● Your objective
Print the full set of records below, character for character and picture-free.
========
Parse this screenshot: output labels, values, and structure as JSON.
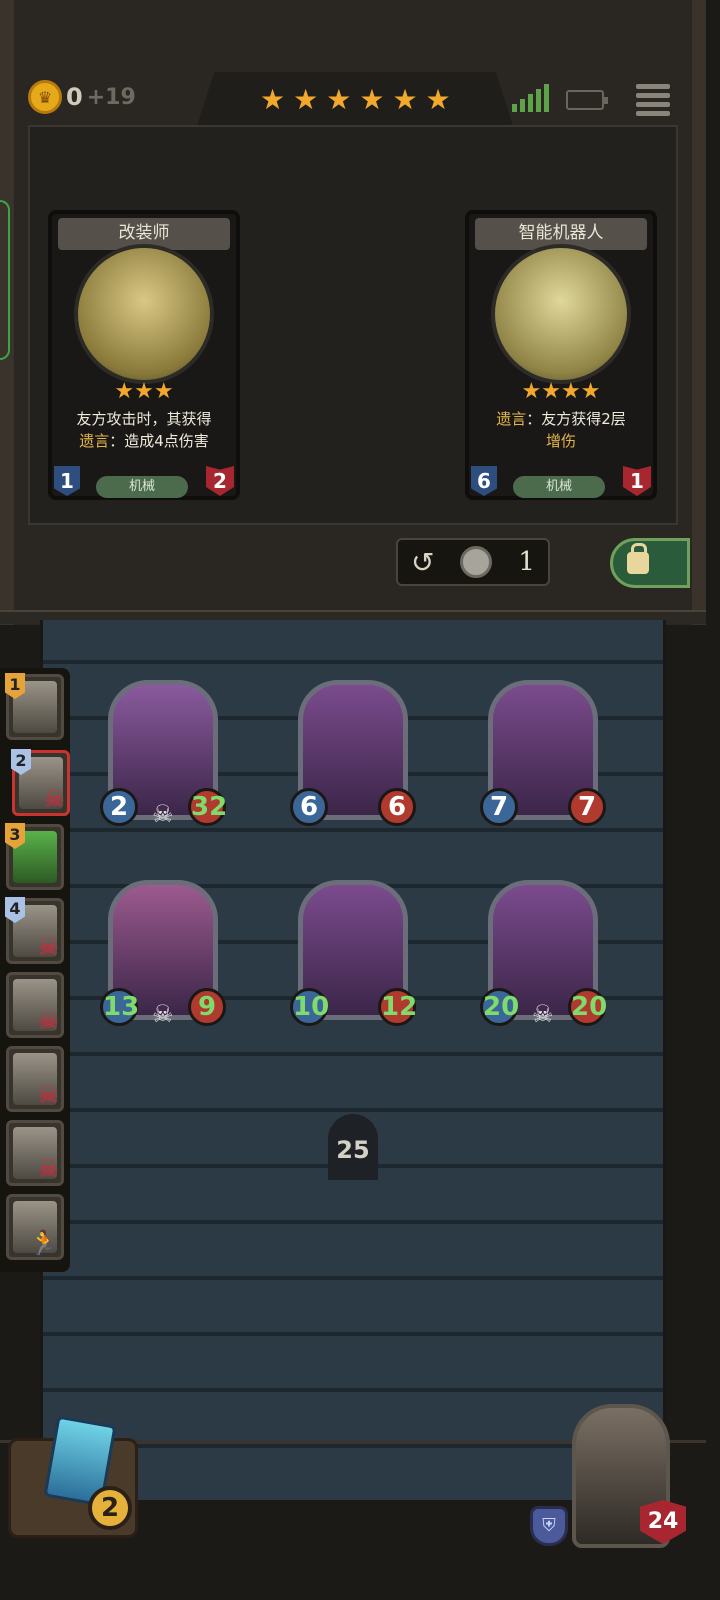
{
  "top": {
    "gold": "0",
    "gold_income": "+19",
    "tier_stars": 6,
    "star_glyph": "★"
  },
  "shop_cards": [
    {
      "name": "改装师",
      "stars": 3,
      "text_line1": "友方攻击时，其获得",
      "deathrattle_kw": "遗言",
      "text_line2": "：造成4点伤害",
      "tribe": "机械",
      "attack": "1",
      "health": "2"
    },
    {
      "name": "智能机器人",
      "stars": 4,
      "deathrattle_kw": "遗言",
      "text_line1": "：友方获得2层",
      "text_line2": "增伤",
      "tribe": "机械",
      "attack": "6",
      "health": "1"
    }
  ],
  "refresh": {
    "cost": "1"
  },
  "roster": [
    {
      "rank": "1",
      "rank_color": "#e6a33a",
      "status": ""
    },
    {
      "rank": "2",
      "rank_color": "#a9c2e6",
      "status": "dead",
      "selected": true
    },
    {
      "rank": "3",
      "rank_color": "#e6a33a",
      "status": ""
    },
    {
      "rank": "4",
      "rank_color": "#a9c2e6",
      "status": "dead"
    },
    {
      "rank": "",
      "status": "dead"
    },
    {
      "rank": "",
      "status": "dead"
    },
    {
      "rank": "",
      "status": "dead"
    },
    {
      "rank": "",
      "status": "fleeing"
    }
  ],
  "board": {
    "row1": [
      {
        "attack": "2",
        "health": "32",
        "buffed": true
      },
      {
        "attack": "6",
        "health": "6"
      },
      {
        "attack": "7",
        "health": "7"
      }
    ],
    "row2": [
      {
        "attack": "13",
        "health": "9",
        "buffed": true
      },
      {
        "attack": "10",
        "health": "12",
        "buffed": true
      },
      {
        "attack": "20",
        "health": "20",
        "buffed": true
      }
    ]
  },
  "graveyard_count": "25",
  "deck": {
    "count": "2"
  },
  "player": {
    "health": "24"
  }
}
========
● Solution to this exercise
Parse this screenshot: output labels, values, and structure as JSON.
{
  "top": {
    "gold": "0",
    "gold_income": "+19",
    "tier_stars": 6,
    "star_glyph": "★"
  },
  "shop_cards": [
    {
      "name": "改装师",
      "stars": 3,
      "text_line1": "友方攻击时，其获得",
      "deathrattle_kw": "遗言",
      "text_line2": "：造成4点伤害",
      "tribe": "机械",
      "attack": "1",
      "health": "2"
    },
    {
      "name": "智能机器人",
      "stars": 4,
      "deathrattle_kw": "遗言",
      "text_line1": "：友方获得2层",
      "text_line2": "增伤",
      "tribe": "机械",
      "attack": "6",
      "health": "1"
    }
  ],
  "refresh": {
    "cost": "1"
  },
  "roster": [
    {
      "rank": "1",
      "rank_color": "#e6a33a",
      "status": ""
    },
    {
      "rank": "2",
      "rank_color": "#a9c2e6",
      "status": "dead",
      "selected": true
    },
    {
      "rank": "3",
      "rank_color": "#e6a33a",
      "status": ""
    },
    {
      "rank": "4",
      "rank_color": "#a9c2e6",
      "status": "dead"
    },
    {
      "rank": "",
      "status": "dead"
    },
    {
      "rank": "",
      "status": "dead"
    },
    {
      "rank": "",
      "status": "dead"
    },
    {
      "rank": "",
      "status": "fleeing"
    }
  ],
  "board": {
    "row1": [
      {
        "attack": "2",
        "health": "32",
        "buffed": true
      },
      {
        "attack": "6",
        "health": "6"
      },
      {
        "attack": "7",
        "health": "7"
      }
    ],
    "row2": [
      {
        "attack": "13",
        "health": "9",
        "buffed": true
      },
      {
        "attack": "10",
        "health": "12",
        "buffed": true
      },
      {
        "attack": "20",
        "health": "20",
        "buffed": true
      }
    ]
  },
  "graveyard_count": "25",
  "deck": {
    "count": "2"
  },
  "player": {
    "health": "24"
  }
}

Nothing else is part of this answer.